Refinery pre-scheduled maintenance is not a credible explanation for the sudden $1.54 increase in what refineries charge for every gallon of gas Californians buy. Furthermore, the nerve of the oil companies using the war in my homeland to make exorbitant profits is inhumane. The people of Ukraine would not be suffering if Europe wasn’t dependent on Russian gas. The people of California wouldn’t be deciding what supplies not to buy because they have to fill up their gas tanks to get to work. For our security and the world’s, we need energy independence from fossil fuels. First, we need to ensure a windfall profit cap and rebate for consumers becomes law. The legislature must see this as a national security issue and get it done.
There is a better way. Recently California installed rooftop solar panel number 1.5 million – a milestone for an increasingly affordable, clean, and democratized renewable energy supply that is equivalent to getting 4 million cars off a road for a year or permanently shutting down 20 gas-fired plants. Yet the California Public Utilities Commission has recently proposed slashing incentives for homeowners, tenants, schools, places of worship, and small businesses to install and benefit from such solar systems by 75-80 percent – the steepest solar cliff tried anywhere in the nation.
A respected market analyst noted that a previous, even more wrongheaded, rendition of this proposal would have slashed solar adoption in half, threatening our nation’s – and the state’s own – climate action and resiliency goals. Instead of making local rooftop solar and battery storage more affordable, the proposal would do the opposite. Specifically, it would force our state to rely more on long-distance transmission lines, which, as we have seen from Putin’s despicable attacks on my homeland’s centralized energy infrastructure – a single point of failure – as well as our own state’s recent history of fires and rolling blackouts, is not appealing.

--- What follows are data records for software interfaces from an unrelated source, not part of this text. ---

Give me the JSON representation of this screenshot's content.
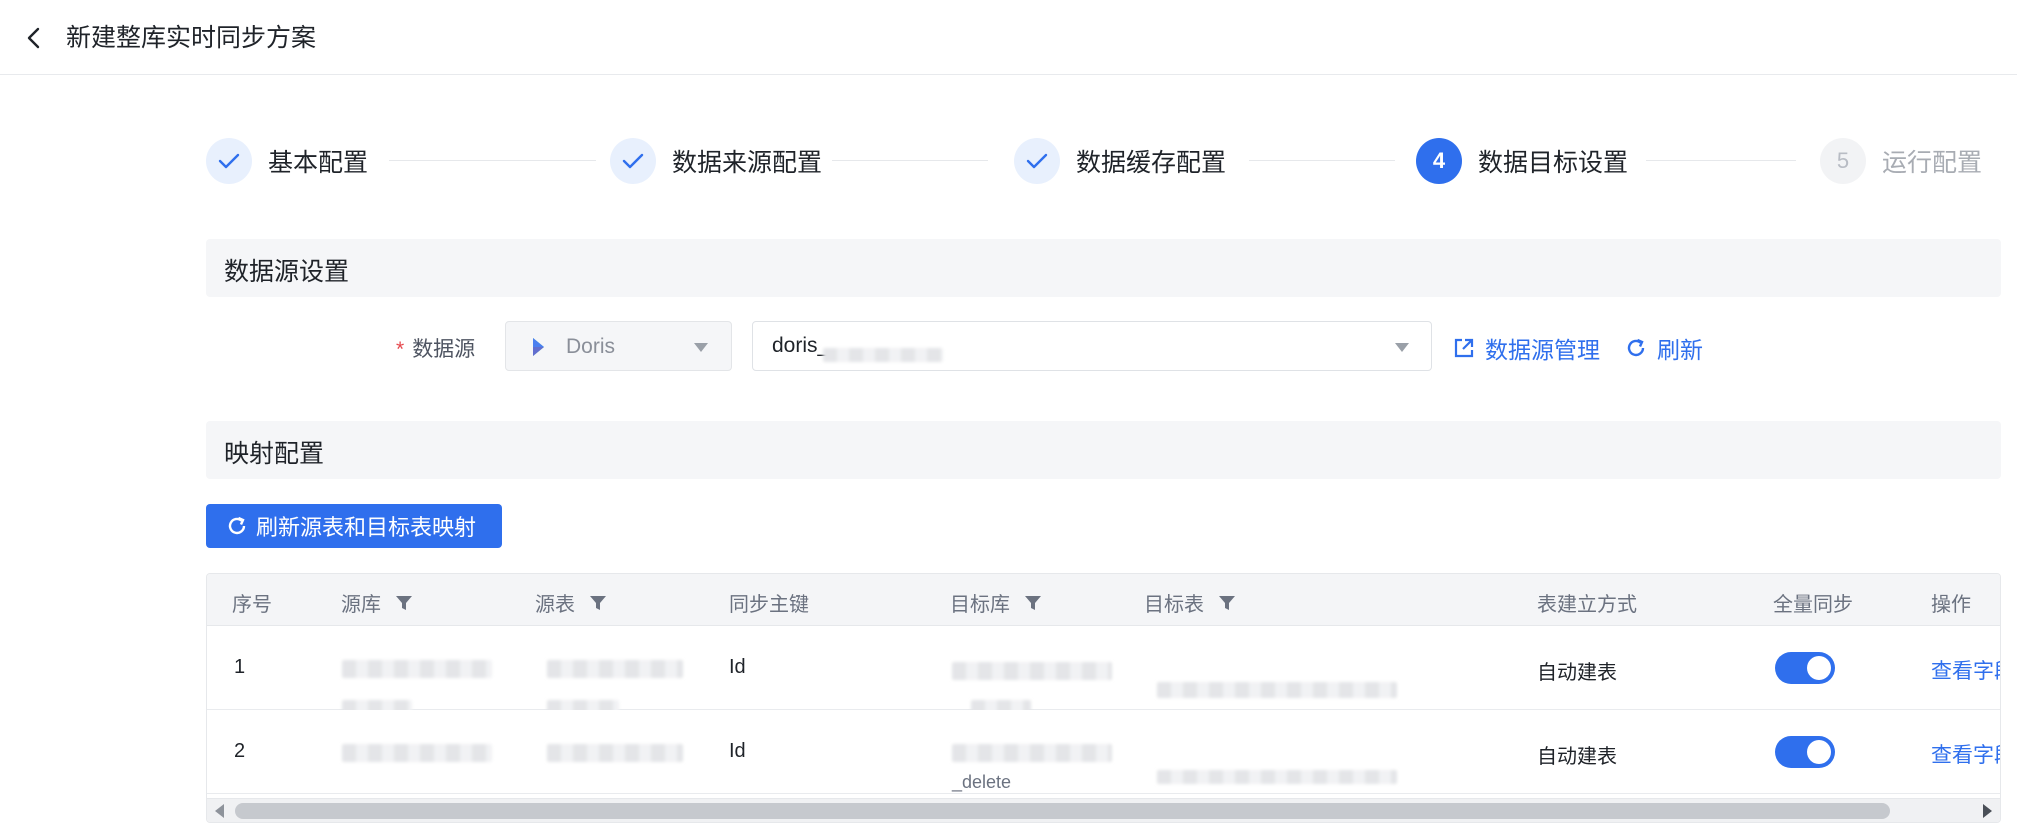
{
  "header": {
    "title": "新建整库实时同步方案"
  },
  "steps": [
    {
      "index": "1",
      "label": "基本配置",
      "state": "done"
    },
    {
      "index": "2",
      "label": "数据来源配置",
      "state": "done"
    },
    {
      "index": "3",
      "label": "数据缓存配置",
      "state": "done"
    },
    {
      "index": "4",
      "label": "数据目标设置",
      "state": "active"
    },
    {
      "index": "5",
      "label": "运行配置",
      "state": "todo"
    }
  ],
  "datasource_section": {
    "title": "数据源设置",
    "label": "数据源",
    "required_mark": "*",
    "type_value": "Doris",
    "connection_value": "doris_",
    "manage_link": "数据源管理",
    "refresh_link": "刷新"
  },
  "mapping_section": {
    "title": "映射配置",
    "refresh_button": "刷新源表和目标表映射"
  },
  "table": {
    "columns": [
      "序号",
      "源库",
      "源表",
      "同步主键",
      "目标库",
      "目标表",
      "表建立方式",
      "全量同步",
      "操作"
    ],
    "rows": [
      {
        "index": "1",
        "primary_key": "Id",
        "creation": "自动建表",
        "full_sync": true,
        "action": "查看字段"
      },
      {
        "index": "2",
        "primary_key": "Id",
        "creation": "自动建表",
        "full_sync": true,
        "action": "查看字段",
        "target_db_suffix": "_delete"
      }
    ]
  },
  "colors": {
    "primary": "#2f6fed",
    "required": "#e5484d"
  }
}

While the war on Ukraine, to those who don’t have ties there, may seem like an endless conflict raging thousands of miles away from our home, what we do as Californians to choose our energy supply has a deep impact on bringing this nightmare – which every night keeps me awake and scared for the safety of my loved ones – to an end. We owe it to our shared humanity to act decisively today.
We can and must choose people over profit. Choose life-affirming technologies like distributed solar and battery storage over life-destroying and war-funding fossil fuels. Choose energy democracy over an energy monopoly. Call the Governor at 916-445-2841 today. Ask him to continue holding oil and gas executives accountable and to continue their climate leadership by standing up to the utility monopoly and preventing rooftop solar and battery storage from being sent off a cliff. I know that we can make that choice here in our Golden State. And, as goes California, so will go our nation and, eventually, our entire planet – the only planet we call home.
In the words of Ksenia, my childhood friend, “make an American dream possible in Ukraine today.”